▶ [Aim of the task]:
Omitting all images, give the entries that follow again exactly as they read.

START Dataset entries

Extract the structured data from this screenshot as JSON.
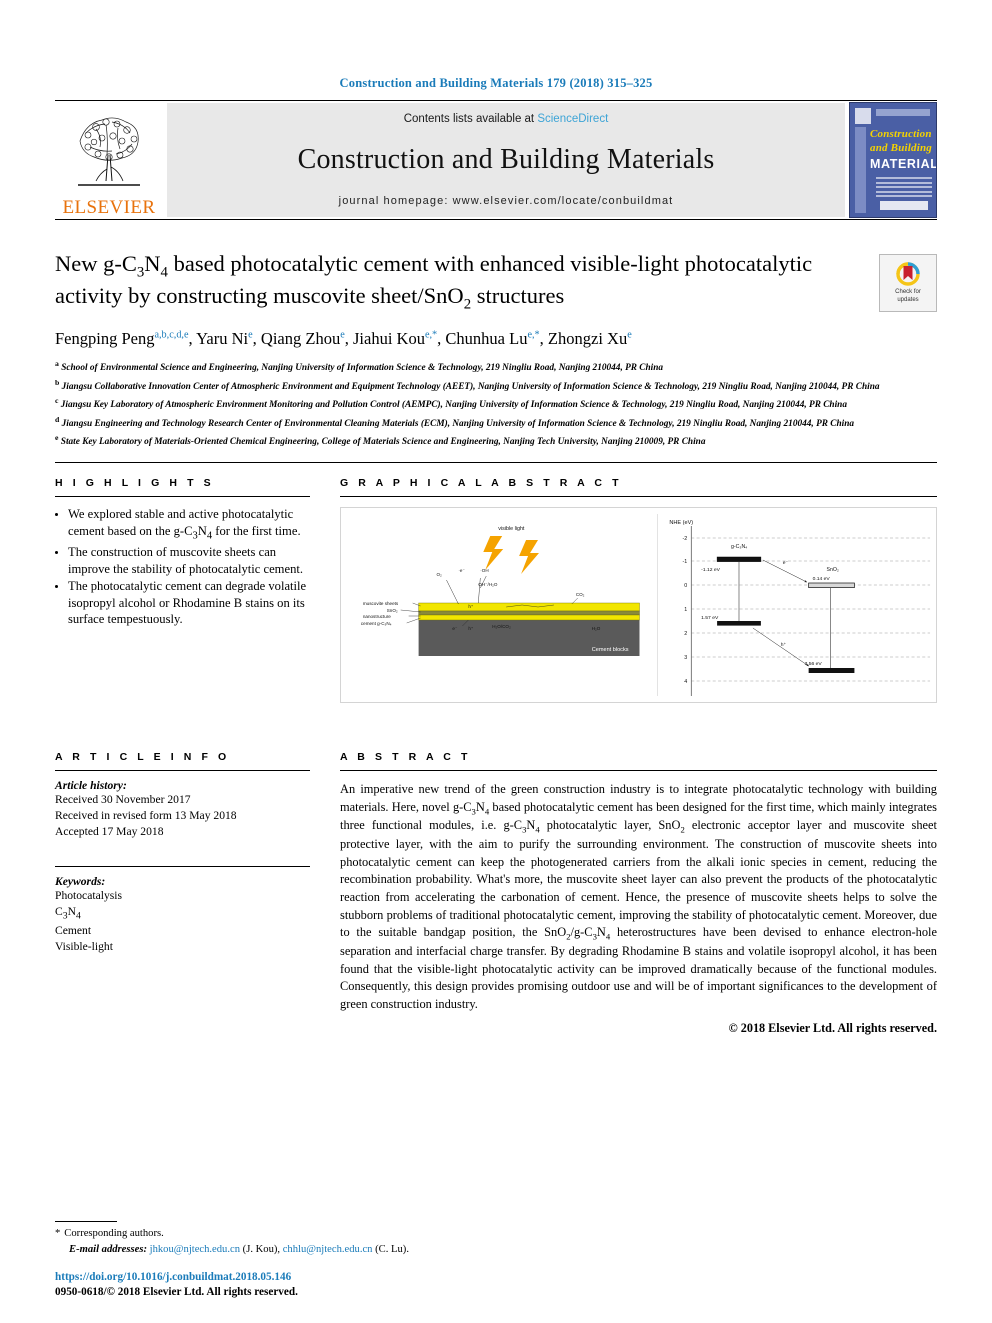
{
  "running_head": "Construction and Building Materials 179 (2018) 315–325",
  "masthead": {
    "publisher": "ELSEVIER",
    "contents_prefix": "Contents lists available at ",
    "contents_link": "ScienceDirect",
    "journal_name": "Construction and Building Materials",
    "homepage": "journal homepage: www.elsevier.com/locate/conbuildmat",
    "cover": {
      "line1": "Construction",
      "line2": "and Building",
      "line3": "MATERIALS"
    }
  },
  "article": {
    "title_line1": "New g-C3N4 based photocatalytic cement with enhanced visible-light",
    "title_line2": "photocatalytic activity by constructing muscovite sheet/SnO2 structures",
    "crossmark_label_1": "Check for",
    "crossmark_label_2": "updates",
    "authors": [
      {
        "name": "Fengping Peng",
        "sup": "a,b,c,d,e"
      },
      {
        "name": "Yaru Ni",
        "sup": "e"
      },
      {
        "name": "Qiang Zhou",
        "sup": "e"
      },
      {
        "name": "Jiahui Kou",
        "sup": "e,*"
      },
      {
        "name": "Chunhua Lu",
        "sup": "e,*"
      },
      {
        "name": "Zhongzi Xu",
        "sup": "e"
      }
    ],
    "affiliations": [
      {
        "mark": "a",
        "text": "School of Environmental Science and Engineering, Nanjing University of Information Science & Technology, 219 Ningliu Road, Nanjing 210044, PR China"
      },
      {
        "mark": "b",
        "text": "Jiangsu Collaborative Innovation Center of Atmospheric Environment and Equipment Technology (AEET), Nanjing University of Information Science & Technology, 219 Ningliu Road, Nanjing 210044, PR China"
      },
      {
        "mark": "c",
        "text": "Jiangsu Key Laboratory of Atmospheric Environment Monitoring and Pollution Control (AEMPC), Nanjing University of Information Science & Technology, 219 Ningliu Road, Nanjing 210044, PR China"
      },
      {
        "mark": "d",
        "text": "Jiangsu Engineering and Technology Research Center of Environmental Cleaning Materials (ECM), Nanjing University of Information Science & Technology, 219 Ningliu Road, Nanjing 210044, PR China"
      },
      {
        "mark": "e",
        "text": "State Key Laboratory of Materials-Oriented Chemical Engineering, College of Materials Science and Engineering, Nanjing Tech University, Nanjing 210009, PR China"
      }
    ]
  },
  "highlights": {
    "heading": "H I G H L I G H T S",
    "items": [
      "We explored stable and active photocatalytic cement based on the g-C3N4 for the first time.",
      "The construction of muscovite sheets can improve the stability of photocatalytic cement.",
      "The photocatalytic cement can degrade volatile isopropyl alcohol or Rhodamine B stains on its surface tempestuously."
    ]
  },
  "graphical_abstract": {
    "heading": "G R A P H I C A L   A B S T R A C T",
    "figure": {
      "light_label": "visible light",
      "layers": [
        "muscovite sheets",
        "SnO2",
        "nanostructure",
        "cement g-C3N4"
      ],
      "substrate_label": "Cement blocks",
      "band_axis_label": "NHE (eV)",
      "band_ticks": [
        "-2",
        "-1",
        "0",
        "1",
        "2",
        "3",
        "4"
      ],
      "species_left": "g-C3N4",
      "species_right": "SnO2",
      "levels": [
        {
          "label": "-1.12 eV",
          "species": "g-C3N4",
          "type": "CB"
        },
        {
          "label": "1.57 eV",
          "species": "g-C3N4",
          "type": "VB"
        },
        {
          "label": "0.14 eV",
          "species": "SnO2",
          "type": "CB"
        },
        {
          "label": "3.56 eV",
          "species": "SnO2",
          "type": "VB"
        }
      ],
      "carriers": [
        "e-",
        "h+"
      ],
      "products": [
        "O2",
        "·OH",
        "OH-/H2O",
        "CO2",
        "H2O"
      ]
    }
  },
  "article_info": {
    "heading": "A R T I C L E   I N F O",
    "history_label": "Article history:",
    "history": [
      "Received 30 November 2017",
      "Received in revised form 13 May 2018",
      "Accepted 17 May 2018"
    ],
    "keywords_label": "Keywords:",
    "keywords": [
      "Photocatalysis",
      "C3N4",
      "Cement",
      "Visible-light"
    ]
  },
  "abstract": {
    "heading": "A B S T R A C T",
    "paragraphs": [
      "An imperative new trend of the green construction industry is to integrate photocatalytic technology with building materials. Here, novel g-C3N4 based photocatalytic cement has been designed for the first time, which mainly integrates three functional modules, i.e. g-C3N4 photocatalytic layer, SnO2 electronic acceptor layer and muscovite sheet protective layer, with the aim to purify the surrounding environment. The construction of muscovite sheets into photocatalytic cement can keep the photogenerated carriers from the alkali ionic species in cement, reducing the recombination probability. What's more, the muscovite sheet layer can also prevent the products of the photocatalytic reaction from accelerating the carbonation of cement. Hence, the presence of muscovite sheets helps to solve the stubborn problems of traditional photocatalytic cement, improving the stability of photocatalytic cement. Moreover, due to the suitable bandgap position, the SnO2/g-C3N4 heterostructures have been devised to enhance electron-hole separation and interfacial charge transfer. By degrading Rhodamine B stains and volatile isopropyl alcohol, it has been found that the visible-light photocatalytic activity can be improved dramatically because of the functional modules. Consequently, this design provides promising outdoor use and will be of important significances to the development of green construction industry."
    ],
    "copyright": "© 2018 Elsevier Ltd. All rights reserved."
  },
  "footnotes": {
    "corresponding_marker": "*",
    "corresponding_text": "Corresponding authors.",
    "email_label": "E-mail addresses:",
    "emails": [
      {
        "address": "jhkou@njtech.edu.cn",
        "person": "(J. Kou)"
      },
      {
        "address": "chhlu@njtech.edu.cn",
        "person": "(C. Lu)"
      }
    ]
  },
  "footer": {
    "doi": "https://doi.org/10.1016/j.conbuildmat.2018.05.146",
    "issn": "0950-0618/© 2018 Elsevier Ltd. All rights reserved."
  },
  "colors": {
    "link_blue": "#1a7bb9",
    "sciencedirect_blue": "#3da4d6",
    "elsevier_orange": "#e8720c",
    "cover_blue": "#4a5fa5",
    "highlight_yellow": "#f2e600"
  }
}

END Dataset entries

▶ [Answer to the problem]:
Extract the structured data from this screenshot as JSON.
{
  "running_head": "Construction and Building Materials 179 (2018) 315–325",
  "masthead": {
    "publisher": "ELSEVIER",
    "contents_prefix": "Contents lists available at ",
    "contents_link": "ScienceDirect",
    "journal_name": "Construction and Building Materials",
    "homepage": "journal homepage: www.elsevier.com/locate/conbuildmat",
    "cover": {
      "line1": "Construction",
      "line2": "and Building",
      "line3": "MATERIALS"
    }
  },
  "article": {
    "title_line1": "New g-C3N4 based photocatalytic cement with enhanced visible-light",
    "title_line2": "photocatalytic activity by constructing muscovite sheet/SnO2 structures",
    "crossmark_label_1": "Check for",
    "crossmark_label_2": "updates",
    "authors": [
      {
        "name": "Fengping Peng",
        "sup": "a,b,c,d,e"
      },
      {
        "name": "Yaru Ni",
        "sup": "e"
      },
      {
        "name": "Qiang Zhou",
        "sup": "e"
      },
      {
        "name": "Jiahui Kou",
        "sup": "e,*"
      },
      {
        "name": "Chunhua Lu",
        "sup": "e,*"
      },
      {
        "name": "Zhongzi Xu",
        "sup": "e"
      }
    ],
    "affiliations": [
      {
        "mark": "a",
        "text": "School of Environmental Science and Engineering, Nanjing University of Information Science & Technology, 219 Ningliu Road, Nanjing 210044, PR China"
      },
      {
        "mark": "b",
        "text": "Jiangsu Collaborative Innovation Center of Atmospheric Environment and Equipment Technology (AEET), Nanjing University of Information Science & Technology, 219 Ningliu Road, Nanjing 210044, PR China"
      },
      {
        "mark": "c",
        "text": "Jiangsu Key Laboratory of Atmospheric Environment Monitoring and Pollution Control (AEMPC), Nanjing University of Information Science & Technology, 219 Ningliu Road, Nanjing 210044, PR China"
      },
      {
        "mark": "d",
        "text": "Jiangsu Engineering and Technology Research Center of Environmental Cleaning Materials (ECM), Nanjing University of Information Science & Technology, 219 Ningliu Road, Nanjing 210044, PR China"
      },
      {
        "mark": "e",
        "text": "State Key Laboratory of Materials-Oriented Chemical Engineering, College of Materials Science and Engineering, Nanjing Tech University, Nanjing 210009, PR China"
      }
    ]
  },
  "highlights": {
    "heading": "H I G H L I G H T S",
    "items": [
      "We explored stable and active photocatalytic cement based on the g-C3N4 for the first time.",
      "The construction of muscovite sheets can improve the stability of photocatalytic cement.",
      "The photocatalytic cement can degrade volatile isopropyl alcohol or Rhodamine B stains on its surface tempestuously."
    ]
  },
  "graphical_abstract": {
    "heading": "G R A P H I C A L   A B S T R A C T",
    "figure": {
      "light_label": "visible light",
      "layers": [
        "muscovite sheets",
        "SnO2",
        "nanostructure",
        "cement g-C3N4"
      ],
      "substrate_label": "Cement blocks",
      "band_axis_label": "NHE (eV)",
      "band_ticks": [
        "-2",
        "-1",
        "0",
        "1",
        "2",
        "3",
        "4"
      ],
      "species_left": "g-C3N4",
      "species_right": "SnO2",
      "levels": [
        {
          "label": "-1.12 eV",
          "species": "g-C3N4",
          "type": "CB"
        },
        {
          "label": "1.57 eV",
          "species": "g-C3N4",
          "type": "VB"
        },
        {
          "label": "0.14 eV",
          "species": "SnO2",
          "type": "CB"
        },
        {
          "label": "3.56 eV",
          "species": "SnO2",
          "type": "VB"
        }
      ],
      "carriers": [
        "e-",
        "h+"
      ],
      "products": [
        "O2",
        "·OH",
        "OH-/H2O",
        "CO2",
        "H2O"
      ]
    }
  },
  "article_info": {
    "heading": "A R T I C L E   I N F O",
    "history_label": "Article history:",
    "history": [
      "Received 30 November 2017",
      "Received in revised form 13 May 2018",
      "Accepted 17 May 2018"
    ],
    "keywords_label": "Keywords:",
    "keywords": [
      "Photocatalysis",
      "C3N4",
      "Cement",
      "Visible-light"
    ]
  },
  "abstract": {
    "heading": "A B S T R A C T",
    "paragraphs": [
      "An imperative new trend of the green construction industry is to integrate photocatalytic technology with building materials. Here, novel g-C3N4 based photocatalytic cement has been designed for the first time, which mainly integrates three functional modules, i.e. g-C3N4 photocatalytic layer, SnO2 electronic acceptor layer and muscovite sheet protective layer, with the aim to purify the surrounding environment. The construction of muscovite sheets into photocatalytic cement can keep the photogenerated carriers from the alkali ionic species in cement, reducing the recombination probability. What's more, the muscovite sheet layer can also prevent the products of the photocatalytic reaction from accelerating the carbonation of cement. Hence, the presence of muscovite sheets helps to solve the stubborn problems of traditional photocatalytic cement, improving the stability of photocatalytic cement. Moreover, due to the suitable bandgap position, the SnO2/g-C3N4 heterostructures have been devised to enhance electron-hole separation and interfacial charge transfer. By degrading Rhodamine B stains and volatile isopropyl alcohol, it has been found that the visible-light photocatalytic activity can be improved dramatically because of the functional modules. Consequently, this design provides promising outdoor use and will be of important significances to the development of green construction industry."
    ],
    "copyright": "© 2018 Elsevier Ltd. All rights reserved."
  },
  "footnotes": {
    "corresponding_marker": "*",
    "corresponding_text": "Corresponding authors.",
    "email_label": "E-mail addresses:",
    "emails": [
      {
        "address": "jhkou@njtech.edu.cn",
        "person": "(J. Kou)"
      },
      {
        "address": "chhlu@njtech.edu.cn",
        "person": "(C. Lu)"
      }
    ]
  },
  "footer": {
    "doi": "https://doi.org/10.1016/j.conbuildmat.2018.05.146",
    "issn": "0950-0618/© 2018 Elsevier Ltd. All rights reserved."
  },
  "colors": {
    "link_blue": "#1a7bb9",
    "sciencedirect_blue": "#3da4d6",
    "elsevier_orange": "#e8720c",
    "cover_blue": "#4a5fa5",
    "highlight_yellow": "#f2e600"
  }
}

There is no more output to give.